A white supremacist was demoted from a supervisory position because his employer feared he would not evaluate and discipline fairly. The Court ruled for the employee because an employer “cannot avoid liability for taking an adverse employment action based on the employee’s pure religious beliefs, unaccompanied by acts.”
Allstate agents were required to keep their branch open on Saturdays under a new policy. Two Jewish employees quit because of the new policy. The employees lost their religious accommodation case because they were not fired.
Costco’s interest in promoting a “neat, clean and professional image” outweighed an employee’s belief that her facial piercings needed to be displayed. The Court found that “religious accommodation amounts to an undue hardship when it would impose upon an employer more than a de minimus cost.”
A Muslim driver requested a longer lunch break on Fridays in order to attend prayer services. His employer permitted him to bid for another schedule; two were available which would enable him to attend services. The court found that the issue is not which Accommodation is better; the question is whether the employer’s Accommodation is reasonable. In this case the offered Accommodation was reasonable because the employer did not want to violate the collective bargaining agreement.

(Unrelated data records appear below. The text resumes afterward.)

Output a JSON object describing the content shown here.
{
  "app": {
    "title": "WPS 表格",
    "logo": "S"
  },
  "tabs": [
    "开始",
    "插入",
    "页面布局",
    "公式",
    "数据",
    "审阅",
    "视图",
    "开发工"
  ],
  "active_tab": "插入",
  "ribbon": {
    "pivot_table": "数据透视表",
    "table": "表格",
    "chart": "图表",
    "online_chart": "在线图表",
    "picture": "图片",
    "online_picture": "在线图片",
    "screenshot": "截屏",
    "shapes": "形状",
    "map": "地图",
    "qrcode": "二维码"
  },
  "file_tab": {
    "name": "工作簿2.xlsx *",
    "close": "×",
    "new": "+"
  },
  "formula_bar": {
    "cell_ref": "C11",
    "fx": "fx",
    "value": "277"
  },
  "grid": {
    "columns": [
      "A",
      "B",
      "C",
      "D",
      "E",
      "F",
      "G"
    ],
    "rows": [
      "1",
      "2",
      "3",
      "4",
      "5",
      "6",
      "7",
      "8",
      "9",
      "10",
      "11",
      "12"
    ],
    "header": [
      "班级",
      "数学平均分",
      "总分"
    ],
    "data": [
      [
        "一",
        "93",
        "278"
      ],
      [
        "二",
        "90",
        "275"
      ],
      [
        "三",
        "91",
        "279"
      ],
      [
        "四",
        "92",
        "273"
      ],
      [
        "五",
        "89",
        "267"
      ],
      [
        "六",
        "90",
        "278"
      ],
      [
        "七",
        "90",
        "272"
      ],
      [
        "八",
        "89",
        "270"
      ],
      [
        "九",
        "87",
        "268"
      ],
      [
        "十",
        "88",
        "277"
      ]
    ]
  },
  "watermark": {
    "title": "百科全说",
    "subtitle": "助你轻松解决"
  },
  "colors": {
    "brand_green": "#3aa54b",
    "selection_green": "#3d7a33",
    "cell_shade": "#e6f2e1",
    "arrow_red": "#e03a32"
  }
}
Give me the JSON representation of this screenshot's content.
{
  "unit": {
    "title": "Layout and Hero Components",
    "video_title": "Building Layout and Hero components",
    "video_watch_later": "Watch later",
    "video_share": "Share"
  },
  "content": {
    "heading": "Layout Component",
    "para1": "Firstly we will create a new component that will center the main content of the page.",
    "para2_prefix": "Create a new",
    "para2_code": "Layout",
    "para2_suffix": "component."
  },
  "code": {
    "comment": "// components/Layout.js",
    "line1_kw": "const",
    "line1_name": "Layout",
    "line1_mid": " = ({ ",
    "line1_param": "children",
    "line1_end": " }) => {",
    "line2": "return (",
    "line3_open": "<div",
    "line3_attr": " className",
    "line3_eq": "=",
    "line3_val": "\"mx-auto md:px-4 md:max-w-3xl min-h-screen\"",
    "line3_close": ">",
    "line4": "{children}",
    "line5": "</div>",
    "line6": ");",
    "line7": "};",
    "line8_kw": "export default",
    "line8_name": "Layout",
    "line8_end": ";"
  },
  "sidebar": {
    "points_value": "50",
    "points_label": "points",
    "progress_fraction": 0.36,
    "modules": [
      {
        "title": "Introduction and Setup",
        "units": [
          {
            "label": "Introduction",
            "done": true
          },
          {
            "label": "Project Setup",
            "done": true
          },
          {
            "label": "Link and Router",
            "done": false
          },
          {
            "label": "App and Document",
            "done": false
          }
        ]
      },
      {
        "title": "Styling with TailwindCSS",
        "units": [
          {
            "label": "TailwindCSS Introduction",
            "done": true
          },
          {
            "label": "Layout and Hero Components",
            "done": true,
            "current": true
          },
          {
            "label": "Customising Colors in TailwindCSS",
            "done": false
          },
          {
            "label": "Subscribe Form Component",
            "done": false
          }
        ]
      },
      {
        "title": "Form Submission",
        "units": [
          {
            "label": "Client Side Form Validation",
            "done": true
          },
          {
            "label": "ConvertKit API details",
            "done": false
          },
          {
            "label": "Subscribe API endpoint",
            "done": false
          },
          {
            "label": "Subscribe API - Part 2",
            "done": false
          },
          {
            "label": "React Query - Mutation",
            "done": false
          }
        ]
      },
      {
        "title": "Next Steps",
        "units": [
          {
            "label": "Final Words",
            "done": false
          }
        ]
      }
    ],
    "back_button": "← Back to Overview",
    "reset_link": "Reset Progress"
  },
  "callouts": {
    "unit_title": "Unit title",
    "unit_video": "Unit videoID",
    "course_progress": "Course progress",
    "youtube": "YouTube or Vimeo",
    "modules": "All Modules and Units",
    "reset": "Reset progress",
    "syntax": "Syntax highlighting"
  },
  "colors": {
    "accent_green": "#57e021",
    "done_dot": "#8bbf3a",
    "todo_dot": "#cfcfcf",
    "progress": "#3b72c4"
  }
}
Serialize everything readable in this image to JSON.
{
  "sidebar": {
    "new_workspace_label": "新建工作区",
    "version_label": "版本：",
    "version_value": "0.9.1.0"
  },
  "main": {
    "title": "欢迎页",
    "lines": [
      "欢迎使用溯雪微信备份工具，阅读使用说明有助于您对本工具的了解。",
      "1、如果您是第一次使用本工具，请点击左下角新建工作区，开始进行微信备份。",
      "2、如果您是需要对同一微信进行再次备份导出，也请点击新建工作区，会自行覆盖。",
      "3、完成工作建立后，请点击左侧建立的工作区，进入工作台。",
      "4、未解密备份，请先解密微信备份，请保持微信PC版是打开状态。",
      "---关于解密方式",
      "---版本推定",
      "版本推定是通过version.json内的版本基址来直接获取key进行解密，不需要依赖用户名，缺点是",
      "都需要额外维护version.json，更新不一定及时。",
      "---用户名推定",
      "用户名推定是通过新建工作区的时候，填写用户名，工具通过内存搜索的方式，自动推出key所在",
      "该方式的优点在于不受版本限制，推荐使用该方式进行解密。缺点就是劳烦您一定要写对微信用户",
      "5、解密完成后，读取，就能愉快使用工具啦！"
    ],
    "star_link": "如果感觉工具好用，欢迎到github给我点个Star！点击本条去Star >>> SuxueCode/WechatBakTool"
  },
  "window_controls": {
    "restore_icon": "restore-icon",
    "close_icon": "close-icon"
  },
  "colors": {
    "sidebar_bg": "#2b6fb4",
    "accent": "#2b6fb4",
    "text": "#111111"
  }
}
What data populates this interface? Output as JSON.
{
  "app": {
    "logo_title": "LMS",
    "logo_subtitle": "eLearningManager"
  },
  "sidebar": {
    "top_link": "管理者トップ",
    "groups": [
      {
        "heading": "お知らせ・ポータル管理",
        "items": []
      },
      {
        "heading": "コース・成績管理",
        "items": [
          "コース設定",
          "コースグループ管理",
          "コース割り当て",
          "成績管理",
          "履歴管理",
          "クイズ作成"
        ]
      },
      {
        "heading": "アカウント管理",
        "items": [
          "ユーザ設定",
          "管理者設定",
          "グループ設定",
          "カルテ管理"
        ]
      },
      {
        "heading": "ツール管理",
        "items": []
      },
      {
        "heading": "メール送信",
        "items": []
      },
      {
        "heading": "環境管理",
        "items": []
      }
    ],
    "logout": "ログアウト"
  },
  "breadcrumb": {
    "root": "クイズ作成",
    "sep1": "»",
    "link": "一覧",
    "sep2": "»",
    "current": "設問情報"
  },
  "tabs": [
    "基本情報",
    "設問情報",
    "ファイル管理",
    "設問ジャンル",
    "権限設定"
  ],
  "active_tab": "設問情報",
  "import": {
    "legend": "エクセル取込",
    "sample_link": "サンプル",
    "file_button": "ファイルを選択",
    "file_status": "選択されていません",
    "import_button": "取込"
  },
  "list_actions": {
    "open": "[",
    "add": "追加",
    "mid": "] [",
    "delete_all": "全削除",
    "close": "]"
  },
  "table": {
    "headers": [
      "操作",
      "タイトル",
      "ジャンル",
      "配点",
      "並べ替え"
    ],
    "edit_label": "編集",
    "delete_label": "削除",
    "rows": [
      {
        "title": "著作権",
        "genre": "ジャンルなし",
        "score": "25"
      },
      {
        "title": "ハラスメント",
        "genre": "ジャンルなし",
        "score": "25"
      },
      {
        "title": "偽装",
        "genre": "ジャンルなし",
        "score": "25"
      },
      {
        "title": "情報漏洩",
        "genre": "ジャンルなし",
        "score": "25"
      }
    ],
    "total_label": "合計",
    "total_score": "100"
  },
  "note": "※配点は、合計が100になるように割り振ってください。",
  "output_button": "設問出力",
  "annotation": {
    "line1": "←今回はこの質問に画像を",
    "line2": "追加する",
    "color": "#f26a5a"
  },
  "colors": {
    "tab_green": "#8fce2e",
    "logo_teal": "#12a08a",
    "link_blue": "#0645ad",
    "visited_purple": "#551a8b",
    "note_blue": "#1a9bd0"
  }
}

An employee assistance counselor, whose religion frowns upon gay relationships sues employer for failure to accommodate religious beliefs because it would not excuse her from counseling about gay relationships. The employer decided that the Accommodation was not reasonable because it would create an uneven workload. The jury awarded over $2 million. The Fifth Circuit reversed finding the Accommodation would cause an undue hardship.
A jury awarded $170,000 to a nursing administrator who was barred from applying to a position at a nursing home because she was not a member of the Church of Christ. The Sixth Circuit reversed finding that the employee did not meet State certification requirements for the position. She lacked management experience required by the State.
While the 10th Circuit found that the Church’s actions could be viewed as “offensive” and incorrect, the church autonomy doctrine “prohibits civil court review of internal church disputes involving matters of faith, doctrine, church governance and policy” made for ecclesiastical and not secular reasons.
Hewlett-Packard fired an employee after he refused to stop posting scriptures that condemned homosexuality in response to the Company’s diversity initiative. The Ninth Circuit found that Title VII does not protect such postings, especially since “good business practices are appropriately promoted by Hewlett-Packard’s workplace diversity program.”
An office worker sought an injunction because her employer failed to accommodate her religious practice of ending some conversations with: “Have a blessed day.” The Seventh Circuit found that use of the phrase is not a requirement of her religion and held that the employer did not have to satisfy an employee’s every desire.
Whirlpool is not required to permit time for Muslim factory workers to break for sunset prayers because it would cause an undue hardship. Whirlpool argued that it “could not afford to have so many employees off the production line at the same time.”